Most supervisors know that they are not supposed to be experts on the signs and symptoms of each type of drug of abuse, but some drugs of abuse are so deadly and destructive, in addition to have plenty of adverse effects on the workplace, that it is worth give DOT supervisors a bit more information about the most serious substances so they are well-armed in the fight for a drug free workplace.
One of these tremendously impactful substances is Heroin, and the man derivatives of it and other deadly opioids like Fentanyl. It might even be worth having a separate DOT reasonable suspicion training module on Fentanyl or Heroin to help managers have better drug and alcohol awareness so they can act on reasonable suspicion.
Consider the following information as a supplement to your DOT supervisor training, but have added this material to course 155 at WorkExcel.com.
Opioids are a tricky group of substances. If the addict can use the right amount, and the right time, and in the right way, it is possible for the supervisor overseeing DOT employees since heroin gets so much attention, it might be valuable to know what the symptoms of its use actually are.
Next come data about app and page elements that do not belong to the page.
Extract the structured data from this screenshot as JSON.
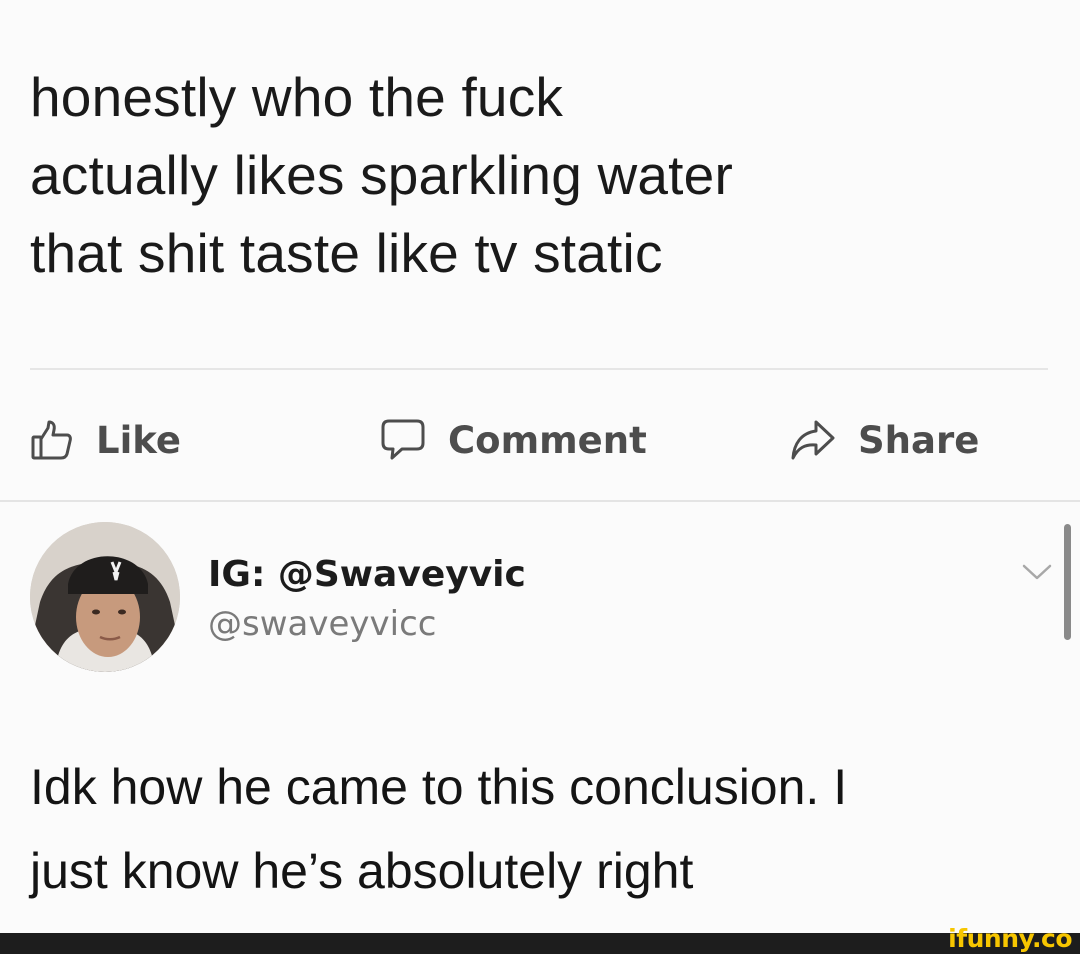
{
  "post": {
    "lines": [
      "honestly who the fuck",
      "actually likes sparkling water",
      "that shit taste like tv static"
    ]
  },
  "actions": {
    "like": {
      "label": "Like",
      "icon": "thumbs-up-icon"
    },
    "comment": {
      "label": "Comment",
      "icon": "speech-bubble-icon"
    },
    "share": {
      "label": "Share",
      "icon": "share-arrow-icon"
    }
  },
  "tweet": {
    "display_name": "IG: @Swaveyvic",
    "handle": "@swaveyvicc",
    "menu_icon": "chevron-down-icon",
    "lines": [
      "Idk how he came to this conclusion. I",
      "just know he’s absolutely right"
    ]
  },
  "watermark": {
    "text": "ifunny.co",
    "color": "#f7c600"
  }
}
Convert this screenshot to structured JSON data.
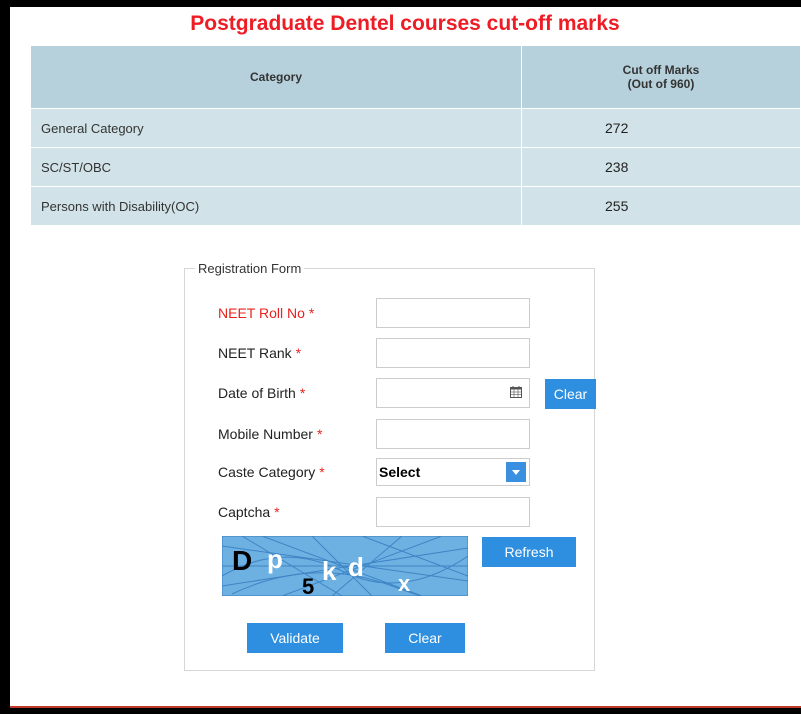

Immediate signs of heroin use that might be experienced after dosing may include vomiting, nausea, itchy skin, and dry mouth.
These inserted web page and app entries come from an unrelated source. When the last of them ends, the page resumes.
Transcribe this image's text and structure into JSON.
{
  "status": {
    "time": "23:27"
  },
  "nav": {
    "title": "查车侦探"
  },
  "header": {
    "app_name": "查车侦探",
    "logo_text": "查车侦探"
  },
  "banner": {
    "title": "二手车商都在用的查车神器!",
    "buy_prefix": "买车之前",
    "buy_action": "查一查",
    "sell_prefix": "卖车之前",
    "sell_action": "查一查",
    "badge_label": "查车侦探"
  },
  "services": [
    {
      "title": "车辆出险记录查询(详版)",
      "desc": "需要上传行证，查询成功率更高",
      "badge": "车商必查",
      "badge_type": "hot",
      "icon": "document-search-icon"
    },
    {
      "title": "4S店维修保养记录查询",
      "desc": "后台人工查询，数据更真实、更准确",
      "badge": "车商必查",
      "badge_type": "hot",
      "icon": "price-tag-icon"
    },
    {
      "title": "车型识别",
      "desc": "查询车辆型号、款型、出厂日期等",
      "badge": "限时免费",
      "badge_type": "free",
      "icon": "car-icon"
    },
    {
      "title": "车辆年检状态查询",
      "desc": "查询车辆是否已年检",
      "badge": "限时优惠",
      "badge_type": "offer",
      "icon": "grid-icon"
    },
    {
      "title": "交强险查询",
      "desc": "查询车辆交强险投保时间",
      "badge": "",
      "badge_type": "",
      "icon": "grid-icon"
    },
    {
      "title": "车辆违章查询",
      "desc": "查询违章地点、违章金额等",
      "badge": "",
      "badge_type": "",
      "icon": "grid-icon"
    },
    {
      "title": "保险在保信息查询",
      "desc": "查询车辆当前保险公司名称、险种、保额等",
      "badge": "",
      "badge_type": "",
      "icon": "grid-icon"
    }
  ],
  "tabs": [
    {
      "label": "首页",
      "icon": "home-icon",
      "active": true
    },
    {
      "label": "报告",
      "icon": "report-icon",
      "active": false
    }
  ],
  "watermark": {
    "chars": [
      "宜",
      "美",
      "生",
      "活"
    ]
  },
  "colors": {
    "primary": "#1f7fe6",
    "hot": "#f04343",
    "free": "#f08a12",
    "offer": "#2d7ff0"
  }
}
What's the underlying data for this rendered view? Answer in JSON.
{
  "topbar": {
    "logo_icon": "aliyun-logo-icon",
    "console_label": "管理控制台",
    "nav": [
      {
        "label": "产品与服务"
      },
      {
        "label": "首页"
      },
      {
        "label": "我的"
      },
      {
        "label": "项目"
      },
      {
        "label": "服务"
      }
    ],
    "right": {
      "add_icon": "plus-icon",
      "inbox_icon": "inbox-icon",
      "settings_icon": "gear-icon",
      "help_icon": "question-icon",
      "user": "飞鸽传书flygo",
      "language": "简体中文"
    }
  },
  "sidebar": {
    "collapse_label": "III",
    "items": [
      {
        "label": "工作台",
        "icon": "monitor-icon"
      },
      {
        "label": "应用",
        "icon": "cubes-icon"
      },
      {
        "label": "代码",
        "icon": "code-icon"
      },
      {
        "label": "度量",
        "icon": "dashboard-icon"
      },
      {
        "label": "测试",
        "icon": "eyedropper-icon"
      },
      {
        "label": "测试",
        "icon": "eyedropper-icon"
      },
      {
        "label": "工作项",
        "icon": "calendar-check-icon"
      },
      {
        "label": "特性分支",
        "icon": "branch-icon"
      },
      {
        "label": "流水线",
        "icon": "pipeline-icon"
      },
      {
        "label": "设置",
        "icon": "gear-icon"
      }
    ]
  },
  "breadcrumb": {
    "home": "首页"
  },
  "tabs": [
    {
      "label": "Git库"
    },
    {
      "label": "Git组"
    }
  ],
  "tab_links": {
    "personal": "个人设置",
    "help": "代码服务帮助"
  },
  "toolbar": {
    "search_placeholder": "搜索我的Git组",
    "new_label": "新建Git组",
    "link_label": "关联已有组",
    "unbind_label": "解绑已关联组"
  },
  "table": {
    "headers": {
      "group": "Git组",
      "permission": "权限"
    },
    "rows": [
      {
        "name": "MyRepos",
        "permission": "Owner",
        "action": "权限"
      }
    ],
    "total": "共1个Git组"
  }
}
Although such symptoms alone do not demonstrate heroin use, other symptoms may include the following as the body of the user becomes more affected: sleepiness, drowsy appearance, foggy or confused state, and slow breathing.
Employees who are long-term users may have unexplained skin irritations, abscesses, or infections along with needle marks or bruising. Heroin users typically have severe withdrawal symptoms, and rather than symptoms of use, these withdrawal symptoms are often spotted by supervisors or coworkers: agitation, shakes and cold sweats, bone and muscular pain, vomiting, diarrhea, and nausea. Heroin users may look physically well, engaged, and very communicative.
Their lifestyle, however, requires that they learn how to deceive, put on a positive appearance, and lie to those who oversee their work in order to avoid confrontation and detection of their drug use problem.